* What is being asked
Reproduce the records below exactly; the images should not appear.

* Material to process
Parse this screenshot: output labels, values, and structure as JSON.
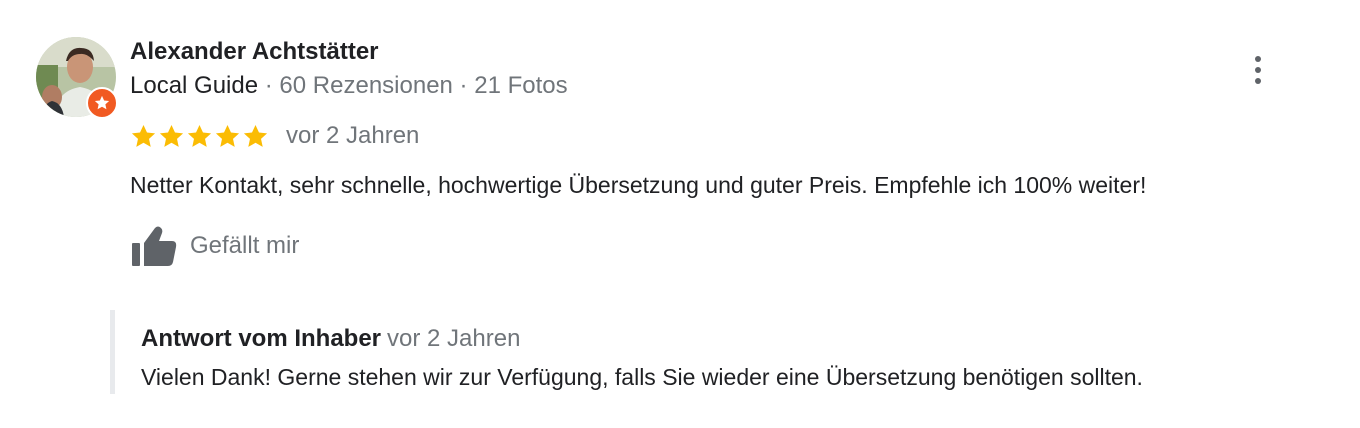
{
  "review": {
    "author": {
      "name": "Alexander Achtstätter",
      "badge": "Local Guide",
      "separator": " · ",
      "reviews_count": "60 Rezensionen",
      "photos_count": "21 Fotos",
      "avatar_icon": "user-photo-avatar",
      "badge_icon": "local-guide-star-badge"
    },
    "rating": {
      "stars": 5,
      "max_stars": 5,
      "date": "vor 2 Jahren",
      "star_color": "#fbbc04"
    },
    "text": "Netter Kontakt, sehr schnelle, hochwertige Übersetzung und guter Preis. Empfehle ich 100% weiter!",
    "like": {
      "label": "Gefällt mir",
      "icon": "thumbs-up-icon"
    },
    "more_icon": "more-vert-icon",
    "owner_reply": {
      "title": "Antwort vom Inhaber",
      "date": "vor 2 Jahren",
      "text": "Vielen Dank! Gerne stehen wir zur Verfügung, falls Sie wieder eine Übersetzung benötigen sollten."
    }
  },
  "colors": {
    "primary_text": "#202124",
    "secondary_text": "#70757a",
    "local_guide_orange": "#f15a22",
    "reply_border": "#e8eaed"
  }
}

* Result
Parse this screenshot: output labels, values, and structure as JSON.
{
  "review": {
    "author": {
      "name": "Alexander Achtstätter",
      "badge": "Local Guide",
      "separator": " · ",
      "reviews_count": "60 Rezensionen",
      "photos_count": "21 Fotos",
      "avatar_icon": "user-photo-avatar",
      "badge_icon": "local-guide-star-badge"
    },
    "rating": {
      "stars": 5,
      "max_stars": 5,
      "date": "vor 2 Jahren",
      "star_color": "#fbbc04"
    },
    "text": "Netter Kontakt, sehr schnelle, hochwertige Übersetzung und guter Preis. Empfehle ich 100% weiter!",
    "like": {
      "label": "Gefällt mir",
      "icon": "thumbs-up-icon"
    },
    "more_icon": "more-vert-icon",
    "owner_reply": {
      "title": "Antwort vom Inhaber",
      "date": "vor 2 Jahren",
      "text": "Vielen Dank! Gerne stehen wir zur Verfügung, falls Sie wieder eine Übersetzung benötigen sollten."
    }
  },
  "colors": {
    "primary_text": "#202124",
    "secondary_text": "#70757a",
    "local_guide_orange": "#f15a22",
    "reply_border": "#e8eaed"
  }
}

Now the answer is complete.